Zachary Dykes, president of the Missouri Chapter of the Association of Public Safety Communications Officials, said that while dispatchers might not face the same scenarios traditional first responders see on the job, guiding someone through emergency situations is traumatic in itself.

“You go from sitting there waiting for the phone to ring to moments of sheer terror where you're so focused in on everything that's going on,” Dykes recently said on KCUR’s Up To Date. “You never know if it's going to be a strict emergency call where your anxiety level, your adrenaline level is at a 10 or if it's going to be somebody who is complaining about the dog next door barking for the 50 millionth time.”

Tom Gebken, president of the Communications Workers of America union Local 6360 — which represents dispatchers in Independence and Jackson County — said the designation finally gives dispatchers the recognition they deserve. "The shift in benefits makes it more rewarding, more lucrative, and it really recognizes what they actually do," he said. "They’re being paid for and the retirement now is for the actual first responder work that they do."

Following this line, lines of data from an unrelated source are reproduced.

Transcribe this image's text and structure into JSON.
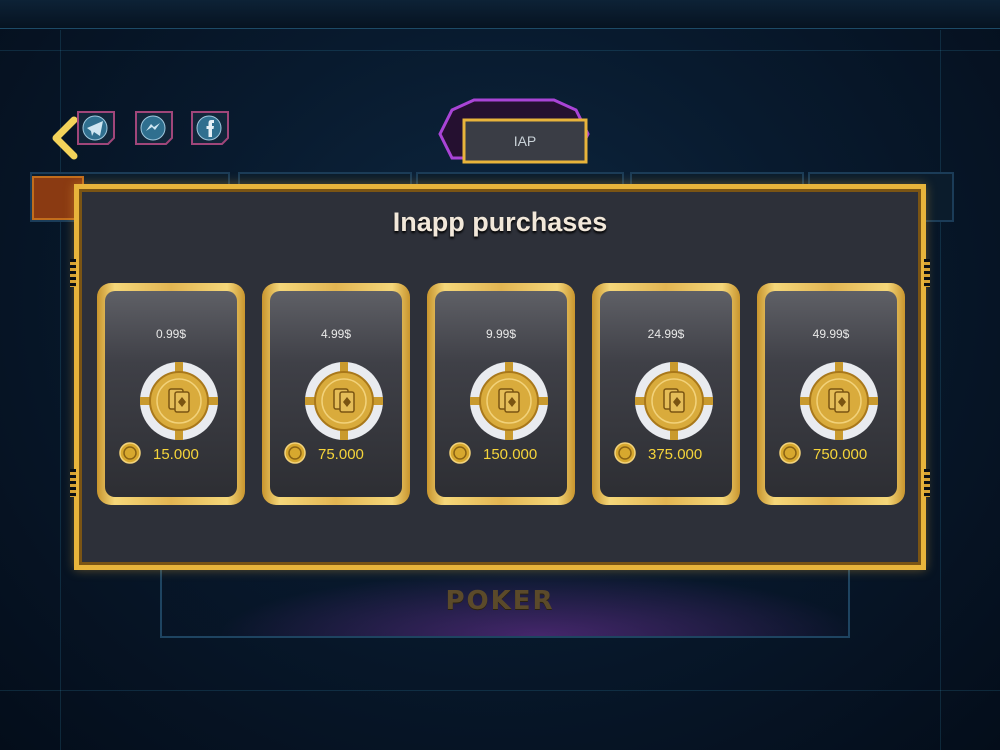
{
  "header": {
    "badge_label": "IAP",
    "social": [
      "telegram-icon",
      "messenger-icon",
      "facebook-icon"
    ]
  },
  "background": {
    "game_label": "POKER"
  },
  "dialog": {
    "title": "Inapp purchases",
    "packages": [
      {
        "price": "0.99$",
        "amount": "15.000"
      },
      {
        "price": "4.99$",
        "amount": "75.000"
      },
      {
        "price": "9.99$",
        "amount": "150.000"
      },
      {
        "price": "24.99$",
        "amount": "375.000"
      },
      {
        "price": "49.99$",
        "amount": "750.000"
      }
    ]
  },
  "colors": {
    "gold": "#e8b43b",
    "coin_text": "#f5d43a",
    "panel": "#2d3039"
  }
}
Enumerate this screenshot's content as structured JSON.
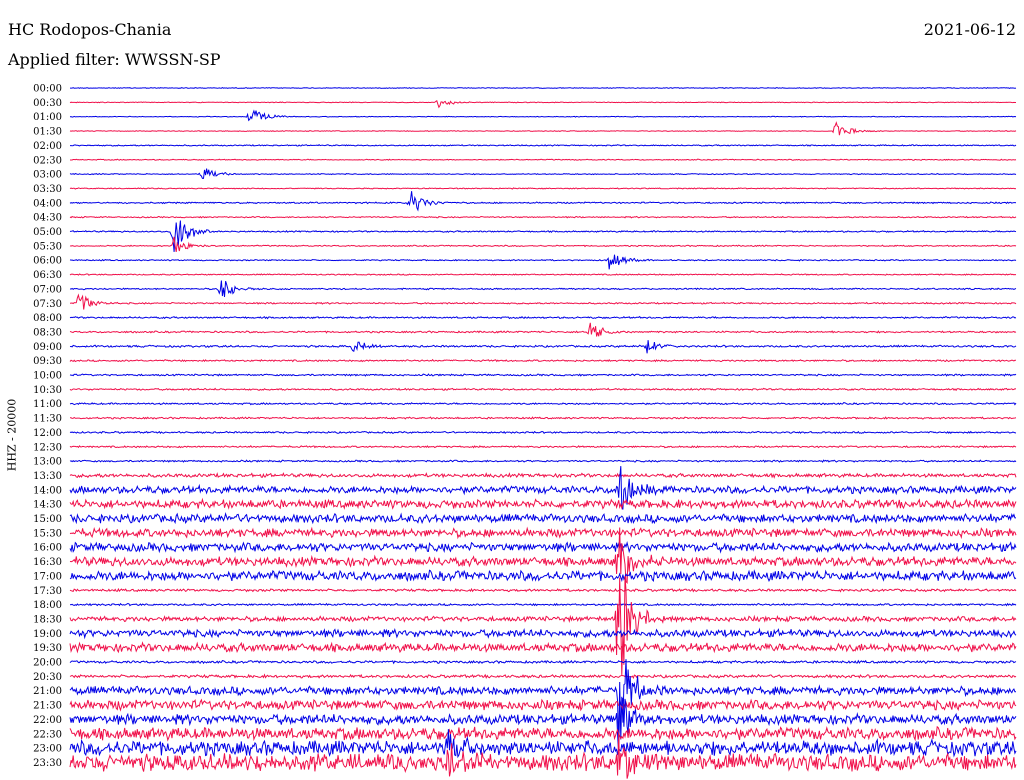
{
  "header": {
    "station": "HC Rodopos-Chania",
    "filter": "Applied filter: WWSSN-SP",
    "date": "2021-06-12"
  },
  "chart_data": {
    "type": "line",
    "title": "HC Rodopos-Chania",
    "subtitle": "Applied filter: WWSSN-SP",
    "date": "2021-06-12",
    "ylabel": "HHZ - 20000",
    "row_labels": [
      "00:00",
      "00:30",
      "01:00",
      "01:30",
      "02:00",
      "02:30",
      "03:00",
      "03:30",
      "04:00",
      "04:30",
      "05:00",
      "05:30",
      "06:00",
      "06:30",
      "07:00",
      "07:30",
      "08:00",
      "08:30",
      "09:00",
      "09:30",
      "10:00",
      "10:30",
      "11:00",
      "11:30",
      "12:00",
      "12:30",
      "13:00",
      "13:30",
      "14:00",
      "14:30",
      "15:00",
      "15:30",
      "16:00",
      "16:30",
      "17:00",
      "17:30",
      "18:00",
      "18:30",
      "19:00",
      "19:30",
      "20:00",
      "20:30",
      "21:00",
      "21:30",
      "22:00",
      "22:30",
      "23:00",
      "23:30"
    ],
    "colors": {
      "even": "#0000e6",
      "odd": "#f0104a"
    },
    "noise_levels": [
      0.3,
      0.3,
      0.3,
      0.3,
      0.5,
      0.4,
      0.4,
      0.4,
      0.6,
      0.5,
      0.6,
      0.5,
      0.5,
      0.5,
      0.6,
      0.6,
      0.7,
      0.7,
      0.8,
      0.7,
      0.7,
      0.7,
      0.7,
      0.7,
      0.7,
      0.7,
      0.7,
      1.5,
      3.0,
      3.5,
      3.5,
      3.5,
      3.5,
      3.8,
      4.0,
      1.0,
      0.8,
      2.0,
      3.0,
      3.5,
      1.0,
      1.2,
      3.5,
      4.0,
      4.0,
      5.0,
      6.0,
      7.0
    ],
    "events": [
      {
        "row": 1,
        "t": 0.39,
        "amp": 6
      },
      {
        "row": 2,
        "t": 0.19,
        "amp": 12
      },
      {
        "row": 3,
        "t": 0.81,
        "amp": 10
      },
      {
        "row": 6,
        "t": 0.14,
        "amp": 8
      },
      {
        "row": 8,
        "t": 0.36,
        "amp": 14
      },
      {
        "row": 10,
        "t": 0.11,
        "amp": 28
      },
      {
        "row": 11,
        "t": 0.11,
        "amp": 9
      },
      {
        "row": 12,
        "t": 0.57,
        "amp": 12
      },
      {
        "row": 14,
        "t": 0.16,
        "amp": 12
      },
      {
        "row": 15,
        "t": 0.01,
        "amp": 12
      },
      {
        "row": 17,
        "t": 0.55,
        "amp": 10
      },
      {
        "row": 18,
        "t": 0.3,
        "amp": 7
      },
      {
        "row": 18,
        "t": 0.61,
        "amp": 7
      },
      {
        "row": 28,
        "t": 0.58,
        "amp": 30
      },
      {
        "row": 33,
        "t": 0.58,
        "amp": 40
      },
      {
        "row": 37,
        "t": 0.58,
        "amp": 80
      },
      {
        "row": 42,
        "t": 0.58,
        "amp": 60
      },
      {
        "row": 44,
        "t": 0.58,
        "amp": 30
      },
      {
        "row": 46,
        "t": 0.4,
        "amp": 18
      },
      {
        "row": 47,
        "t": 0.4,
        "amp": 18
      },
      {
        "row": 47,
        "t": 0.58,
        "amp": 30
      }
    ]
  }
}
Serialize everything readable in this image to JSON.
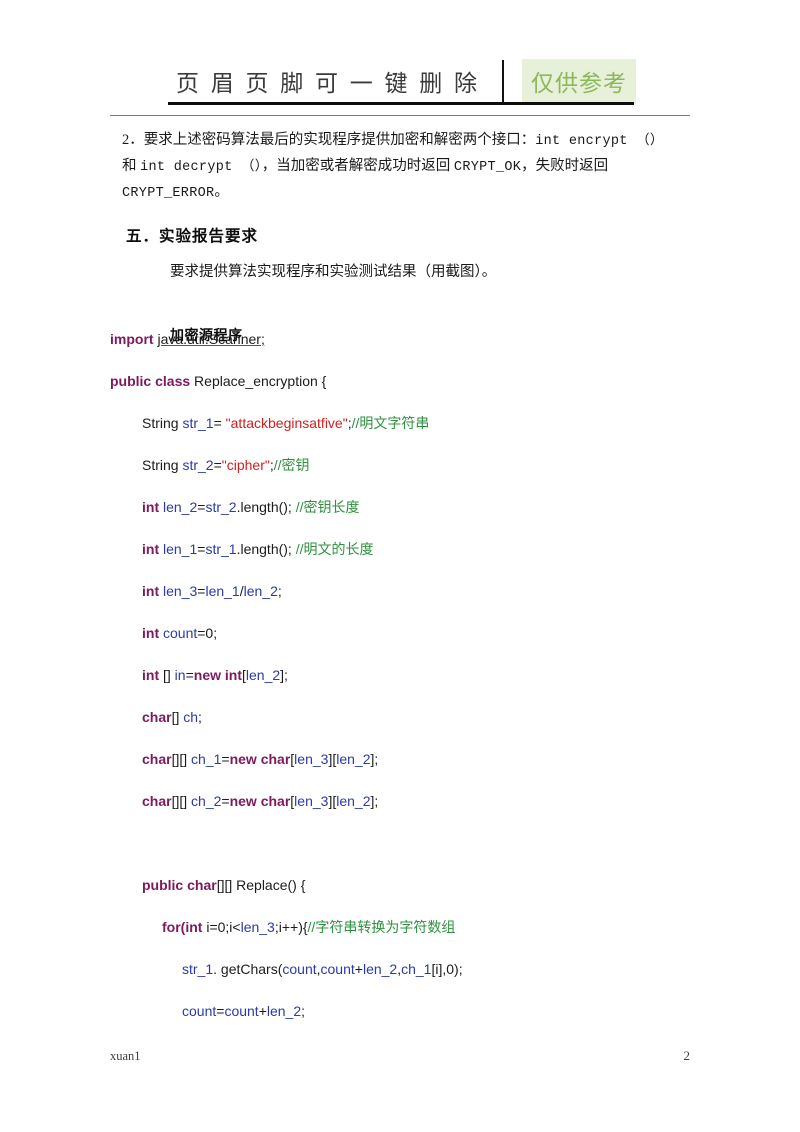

Jamie Taylor, the president of the Missouri Chapter of the National Emergency Number Association, said dispatchers must operate first responder radios, communicate with law enforcement and fire departments and answer calls with empathy. The constant demands mean people don’t often stay in the job for long.

"It does take a special person sometimes to have that empathy and compassion, as well as trying to deal with a multitude of things," Taylor said on KCUR’s Up To Date. "Taking 911 calls isn't the only thing they're doing at that one moment. There's always what we call multitasking occurring. And you have to be able to process all that."

Cobb hopes that the new designation will attract more people to work as dispatchers, and keep them in the job for longer. One day, he’d like to see the federal government change its designation as well.

"All agencies are understaffed, and they’re working at a minimum, which means a lot of people are working forced overtime — and that grind can have an impact on people," Cobb said. "People answering 911, we want them to be healthy and happy. We want their minds to be sharp and we want everybody to be at their best so they can best serve citizens and they can best serve officers."

Savannah Hawley-Bates is a general assignment reporter for KCUR in Kansas City.